Fighting the Fakes: Louis Vuitton and Murakami Make a Show of It
Make no mistake ? Louis Vuitton is well-equipped for combat against counterfeiters.
Tonight, Vuitton is celebrating Takashi Murakami’s “© Murakami” exhibition with a “Brooklyn Ball” at the Brooklyn Museum featuring a special performance by Kanye West, the unveiling of a new camouflage print developed by Murakami and Marc Jacobs called Monogramouflage and a special installation designed to bring attention to one of the industry’s biggest travails ? counterfeits.
But rather than simply hand out leaflets to alert guests about the importance of protecting original designs, the French luxury goods house will be taking a novel, somewhat intriguing route. Outside the museum, Vuitton is setting up 10 New York-style street vendors ? not to sell fakes, but rather authentic Louis Vuitton product and special Monogramouflage canvases that Murakami has created specifically for the exhibition.
While it may seem lighthearted on the surface, the presentation is meant to underscore just how serious Vuitton executives are taking the counterfeit trade, and how diligently they are working to stop copycats from getting their merchandise to consumers.
“We always thought that counterfeit requires zero tolerance for several reasons,” Yves Carcelle, chairman and chief executive officer of Louis Vuitton, told WWD in an exclusive interview. “It’s a gray economy that escapes all rules of normal labor and normal economic rules and taxations, so it’s a bad thing for every state in the world. Secondly, it’s bad for any kind of creativity, research and development, because if you don’t protect intellectual property, why should people dedicate time and energy to create?”
Carcelle will highlight the issue in a press conference with Brooklyn Museum director Arnold Lehman and New York City deputy mayor Ed Skyler prior to the gala’s cocktail hour tonight.

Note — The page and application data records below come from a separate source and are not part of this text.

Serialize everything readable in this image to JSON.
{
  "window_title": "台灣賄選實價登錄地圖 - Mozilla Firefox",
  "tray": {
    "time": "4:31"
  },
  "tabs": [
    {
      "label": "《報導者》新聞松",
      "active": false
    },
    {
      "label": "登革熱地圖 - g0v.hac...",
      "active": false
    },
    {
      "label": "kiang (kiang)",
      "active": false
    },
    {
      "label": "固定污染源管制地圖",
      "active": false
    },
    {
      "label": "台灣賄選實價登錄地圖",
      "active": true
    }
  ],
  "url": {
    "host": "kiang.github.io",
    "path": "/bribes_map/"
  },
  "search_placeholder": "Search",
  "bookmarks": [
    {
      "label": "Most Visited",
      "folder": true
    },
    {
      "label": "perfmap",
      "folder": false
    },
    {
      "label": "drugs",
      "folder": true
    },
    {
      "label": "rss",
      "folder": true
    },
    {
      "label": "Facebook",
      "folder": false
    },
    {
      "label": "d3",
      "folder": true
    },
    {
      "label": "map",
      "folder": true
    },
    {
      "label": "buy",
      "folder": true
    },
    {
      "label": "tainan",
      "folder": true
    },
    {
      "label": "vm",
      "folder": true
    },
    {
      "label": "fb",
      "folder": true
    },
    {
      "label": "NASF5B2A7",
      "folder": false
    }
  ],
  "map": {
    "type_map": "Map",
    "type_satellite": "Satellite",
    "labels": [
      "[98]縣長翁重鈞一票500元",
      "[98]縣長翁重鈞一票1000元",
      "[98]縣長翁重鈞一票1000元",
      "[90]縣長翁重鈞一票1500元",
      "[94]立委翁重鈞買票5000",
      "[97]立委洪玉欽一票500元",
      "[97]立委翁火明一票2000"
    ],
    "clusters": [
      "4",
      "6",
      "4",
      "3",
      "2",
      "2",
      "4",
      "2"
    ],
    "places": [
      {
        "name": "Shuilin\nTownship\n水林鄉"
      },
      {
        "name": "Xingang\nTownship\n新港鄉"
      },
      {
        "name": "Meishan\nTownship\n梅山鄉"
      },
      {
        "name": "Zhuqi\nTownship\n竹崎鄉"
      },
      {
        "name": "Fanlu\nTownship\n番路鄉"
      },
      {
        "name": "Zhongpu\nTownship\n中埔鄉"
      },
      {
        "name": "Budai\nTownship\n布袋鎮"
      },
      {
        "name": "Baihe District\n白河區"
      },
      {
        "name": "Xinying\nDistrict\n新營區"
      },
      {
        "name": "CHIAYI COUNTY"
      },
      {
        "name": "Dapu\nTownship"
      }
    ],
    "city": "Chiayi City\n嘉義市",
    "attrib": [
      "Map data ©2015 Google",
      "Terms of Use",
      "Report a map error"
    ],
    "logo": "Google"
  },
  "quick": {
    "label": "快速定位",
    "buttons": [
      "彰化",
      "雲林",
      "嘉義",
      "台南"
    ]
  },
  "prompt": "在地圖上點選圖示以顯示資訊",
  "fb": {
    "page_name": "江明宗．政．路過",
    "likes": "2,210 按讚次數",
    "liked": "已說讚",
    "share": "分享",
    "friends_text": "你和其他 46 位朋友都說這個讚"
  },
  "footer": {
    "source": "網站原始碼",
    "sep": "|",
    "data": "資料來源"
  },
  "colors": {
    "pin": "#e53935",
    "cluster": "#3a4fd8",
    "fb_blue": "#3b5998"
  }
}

Vuitton is no newcomer in the fight against counterfeiters. This year also marks the centennial of its first court case. In 1908, the brand won a ruling from the Paris Appeal Court to halt the distribution of look-alike trunks.
The luxury brand now employs a 40-member team that focuses exclusively on protecting its trademarks, designs, models, copyrights and domain names. The team is based in Paris, with regional offices in New York, Tokyo, Hong Kong, Milan, Dubai, Buenos Aires and Guangzhuo, China.